02-03-2011, 10:41 PM
Can someone please help me out with this. I've been trying for about forty minutes, but I'm not getting this. Trust me, I've done everything I can to try to look up strategies/tips on these types of problems, but it's not helping. I REALLY appreciate any assistance!

32% of employed women have never been married. Suppose you randomly select 10 employed women and determine marital history.

1) What is the random var X of interest here? Define X. Is X binomial, geometric, or normal?
2) If 10 employed women are selected at random, what is the prb that 2 or fewer have never been married?
3) What are the mean and standard deviation of X?
4) Find the prb that the # of employed women who have never been married is within 1 standard deviation of its mean.

70% of Americans are overweight. Suppose that a # randomly selected are weighed.

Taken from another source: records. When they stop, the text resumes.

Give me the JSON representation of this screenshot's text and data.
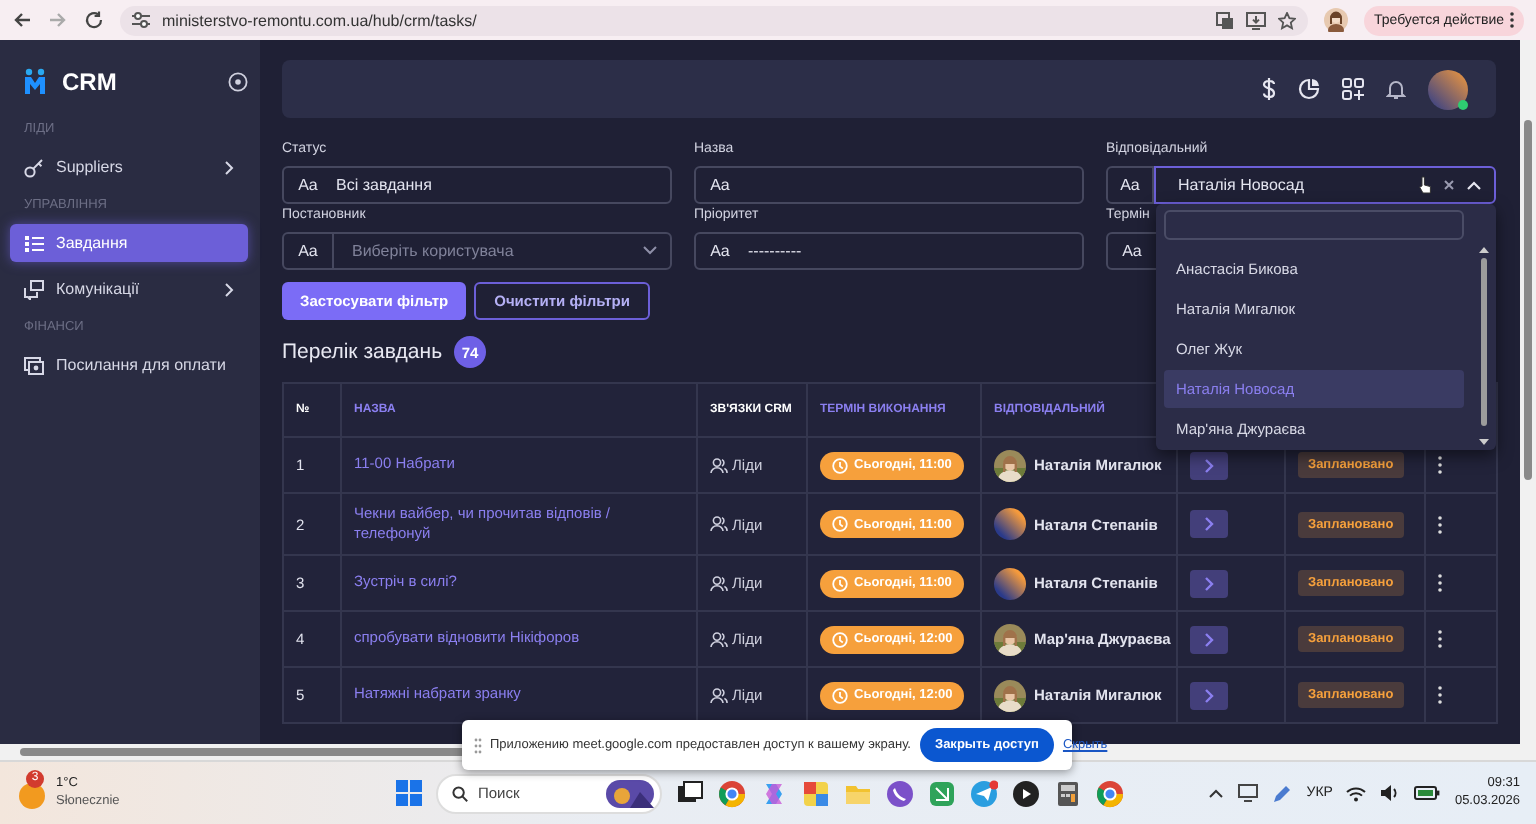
{
  "browser": {
    "url": "ministerstvo-remontu.com.ua/hub/crm/tasks/",
    "action_button": "Требуется действие"
  },
  "sidebar": {
    "logo": "CRM",
    "sections": [
      {
        "title": "ЛІДИ",
        "items": [
          {
            "label": "Suppliers",
            "submenu": true,
            "selected": false
          }
        ]
      },
      {
        "title": "УПРАВЛІННЯ",
        "items": [
          {
            "label": "Завдання",
            "submenu": false,
            "selected": true
          },
          {
            "label": "Комунікації",
            "submenu": true,
            "selected": false
          }
        ]
      },
      {
        "title": "ФІНАНСИ",
        "items": [
          {
            "label": "Посилання для оплати",
            "submenu": false,
            "selected": false
          }
        ]
      }
    ]
  },
  "filters": [
    {
      "label": "Статус",
      "kind": "text",
      "prefix": "Aa",
      "value": "Всі завдання"
    },
    {
      "label": "Назва",
      "kind": "text",
      "prefix": "Aa"
    },
    {
      "label": "Відповідальний",
      "kind": "open-select",
      "prefix": "Aa",
      "value": "Наталія Новосад"
    },
    {
      "label": "Постановник",
      "kind": "select",
      "prefix": "Aa",
      "placeholder": "Виберіть користувача"
    },
    {
      "label": "Пріоритет",
      "kind": "text",
      "prefix": "Aa",
      "value": "----------"
    },
    {
      "label": "Термін",
      "kind": "text",
      "prefix": "Aa"
    }
  ],
  "buttons": [
    {
      "label": "Застосувати фільтр",
      "kind": "primary"
    },
    {
      "label": "Очистити фільтри",
      "kind": "outline"
    }
  ],
  "list_title": "Перелік завдань",
  "count": "74",
  "table": {
    "columns": [
      {
        "label": "№",
        "sortable": false
      },
      {
        "label": "НАЗВА",
        "sortable": true
      },
      {
        "label": "ЗВ'ЯЗКИ CRM",
        "sortable": false
      },
      {
        "label": "ТЕРМІН ВИКОНАННЯ",
        "sortable": true
      },
      {
        "label": "ВІДПОВІДАЛЬНИЙ",
        "sortable": true
      }
    ],
    "rows": [
      {
        "number": "1",
        "name": "11-00 Набрати",
        "relation": "Ліди",
        "due": "Сьогодні, 11:00",
        "assignee": "Наталія Мигалюк",
        "status": "Заплановано"
      },
      {
        "number": "2",
        "name": "Чекни вайбер, чи прочитав відповів / телефонуй",
        "relation": "Ліди",
        "due": "Сьогодні, 11:00",
        "assignee": "Наталя Степанів",
        "kind": "gradient",
        "status": "Заплановано"
      },
      {
        "number": "3",
        "name": "Зустріч в силі?",
        "relation": "Ліди",
        "due": "Сьогодні, 11:00",
        "assignee": "Наталя Степанів",
        "kind": "gradient",
        "status": "Заплановано"
      },
      {
        "number": "4",
        "name": "спробувати відновити Нікіфоров",
        "relation": "Ліди",
        "due": "Сьогодні, 12:00",
        "assignee": "Мар'яна Джураєва",
        "status": "Заплановано"
      },
      {
        "number": "5",
        "name": "Натяжні набрати зранку",
        "relation": "Ліди",
        "due": "Сьогодні, 12:00",
        "assignee": "Наталія Мигалюк",
        "status": "Заплановано"
      }
    ]
  },
  "dropdown": {
    "options": [
      {
        "label": "Анастасія Бикова",
        "selected": false
      },
      {
        "label": "Наталія Мигалюк",
        "selected": false
      },
      {
        "label": "Олег Жук",
        "selected": false
      },
      {
        "label": "Наталія Новосад",
        "selected": true
      },
      {
        "label": "Мар'яна Джураєва",
        "selected": false
      }
    ]
  },
  "share_banner": {
    "text": "Приложению meet.google.com предоставлен доступ к вашему экрану.",
    "stop_button": "Закрыть доступ",
    "hide_link": "Скрыть"
  },
  "taskbar": {
    "weather_badge": "3",
    "temperature": "1°C",
    "condition": "Słonecznie",
    "search_placeholder": "Поиск",
    "language": "УКР",
    "time": "09:31",
    "date": "05.03.2026"
  }
}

5) Find the prb that 18 or more of the 30 students in a class are overweight
6) How many Americans would you expect to weigh before you encounter the first overweight individual?
7) What is the prb that it takes more than 5 attempts before an overweight person is found?

Thank you so so so so much if you could help! I really appreciate it!

02-03-2011, 11:02 PM
Are you asking sequentially and waiting with excitement to see when you find the first married? This might be Geometric. Check out #6 or #7 and see what that sounds like.

You're looking at a chosen population,

p = 0.32 -- Never married
q = 1 - 0.32 = 0.68 = -- Married
n = 10

It doesn't get any more Binomial than that. (except for 6 & 7)

02-03-2011, 11:11 PM
The first group of questions if binomial, and the second set is geometic. Thanks, I've gotten that far so far.

I really don't know how to apply those numbers to the questions, though. I'm sorry, I usually keep up very well with stat. This topic is just a bit confusing for me.

02-04-2011, 12:37 AM
No, #5 is Binomial

If there were four, rather than 10.

(p+q)^4 = p^4 + 4(p^3)q + 6(p^2)(q^2) + 4p(q^3) + q^4

What is the probability that 2 or more have been married? 6(p^2)(q^2) + 4p(q^3) + q^4
What is the probability only one has married? 4(p^3)q

May such questions can be answered.